**Exercise:**
In the data, find the word "level" and copy out every line that has it.

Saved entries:
+ + + +
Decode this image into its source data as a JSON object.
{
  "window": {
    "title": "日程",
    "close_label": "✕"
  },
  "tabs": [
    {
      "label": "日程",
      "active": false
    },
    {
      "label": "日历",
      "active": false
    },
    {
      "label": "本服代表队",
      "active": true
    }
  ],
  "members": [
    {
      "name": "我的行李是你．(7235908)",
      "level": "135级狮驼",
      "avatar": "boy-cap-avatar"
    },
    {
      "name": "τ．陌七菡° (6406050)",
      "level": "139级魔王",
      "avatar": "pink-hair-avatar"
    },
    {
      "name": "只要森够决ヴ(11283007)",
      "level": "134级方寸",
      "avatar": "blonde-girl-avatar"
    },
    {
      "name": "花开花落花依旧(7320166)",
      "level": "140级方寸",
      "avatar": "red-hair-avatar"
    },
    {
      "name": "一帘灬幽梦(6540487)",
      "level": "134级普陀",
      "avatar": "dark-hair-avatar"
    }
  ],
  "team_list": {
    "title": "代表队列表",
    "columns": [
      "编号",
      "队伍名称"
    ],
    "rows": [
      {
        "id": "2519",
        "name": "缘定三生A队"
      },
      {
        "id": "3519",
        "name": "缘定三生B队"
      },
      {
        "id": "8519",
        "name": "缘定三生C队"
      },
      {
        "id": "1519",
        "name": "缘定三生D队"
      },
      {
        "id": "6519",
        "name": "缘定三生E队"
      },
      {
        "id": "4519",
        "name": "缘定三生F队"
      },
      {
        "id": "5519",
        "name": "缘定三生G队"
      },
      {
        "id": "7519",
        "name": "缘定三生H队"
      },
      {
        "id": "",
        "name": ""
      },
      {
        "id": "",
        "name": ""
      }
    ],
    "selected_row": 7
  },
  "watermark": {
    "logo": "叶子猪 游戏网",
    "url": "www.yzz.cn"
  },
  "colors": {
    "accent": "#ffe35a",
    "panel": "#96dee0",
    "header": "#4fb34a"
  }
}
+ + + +
**Written reply:**
      "level": "135级狮驼",
      "level": "139级魔王",
      "level": "134级方寸",
      "level": "140级方寸",
      "level": "134级普陀",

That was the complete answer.